▶ _WHAT THIS TASK INVOLVES_
Omit every picture while you reproduce the entries that follow word for word.

SUPPLIED MATERIAL below:

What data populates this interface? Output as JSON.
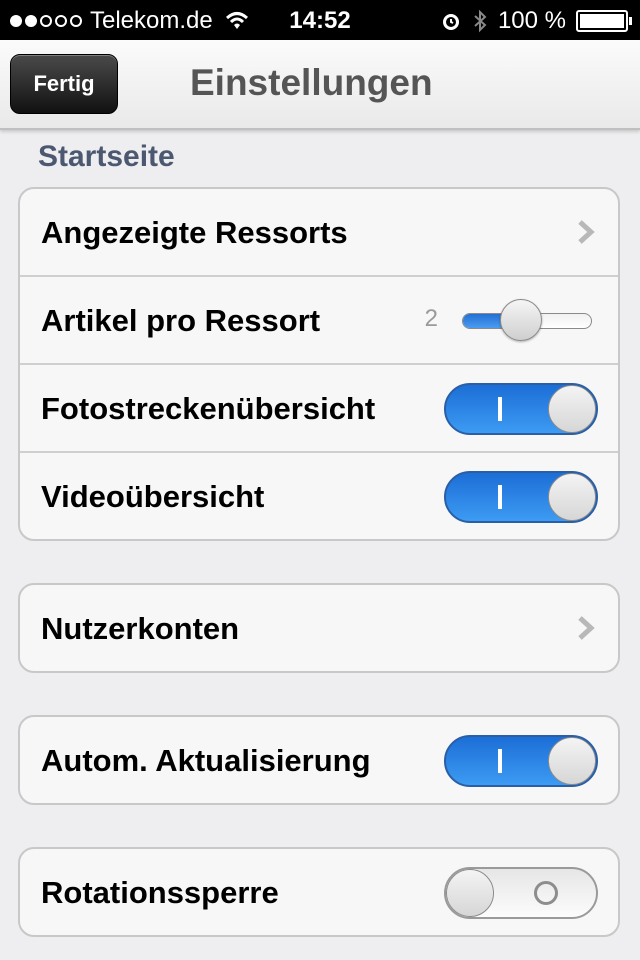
{
  "status": {
    "carrier": "Telekom.de",
    "time": "14:52",
    "battery": "100 %",
    "signal_bars": 2,
    "signal_total": 5
  },
  "nav": {
    "done_label": "Fertig",
    "title": "Einstellungen"
  },
  "section": {
    "header": "Startseite"
  },
  "rows": {
    "ressorts": "Angezeigte Ressorts",
    "artikel": "Artikel pro Ressort",
    "artikel_value": "2",
    "artikel_slider_level": 0.45,
    "foto": "Fotostreckenübersicht",
    "foto_on": true,
    "video": "Videoübersicht",
    "video_on": true,
    "konten": "Nutzerkonten",
    "autom": "Autom. Aktualisierung",
    "autom_on": true,
    "rotation": "Rotationssperre",
    "rotation_on": false
  },
  "colors": {
    "toggle_on": "#2f86e8",
    "section_header": "#4b5870",
    "background": "#eeeef0"
  }
}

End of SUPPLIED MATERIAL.

▶ _EXERCISE OUTPUT_
What data populates this interface? Output as JSON.
{
  "status": {
    "carrier": "Telekom.de",
    "time": "14:52",
    "battery": "100 %",
    "signal_bars": 2,
    "signal_total": 5
  },
  "nav": {
    "done_label": "Fertig",
    "title": "Einstellungen"
  },
  "section": {
    "header": "Startseite"
  },
  "rows": {
    "ressorts": "Angezeigte Ressorts",
    "artikel": "Artikel pro Ressort",
    "artikel_value": "2",
    "artikel_slider_level": 0.45,
    "foto": "Fotostreckenübersicht",
    "foto_on": true,
    "video": "Videoübersicht",
    "video_on": true,
    "konten": "Nutzerkonten",
    "autom": "Autom. Aktualisierung",
    "autom_on": true,
    "rotation": "Rotationssperre",
    "rotation_on": false
  },
  "colors": {
    "toggle_on": "#2f86e8",
    "section_header": "#4b5870",
    "background": "#eeeef0"
  }
}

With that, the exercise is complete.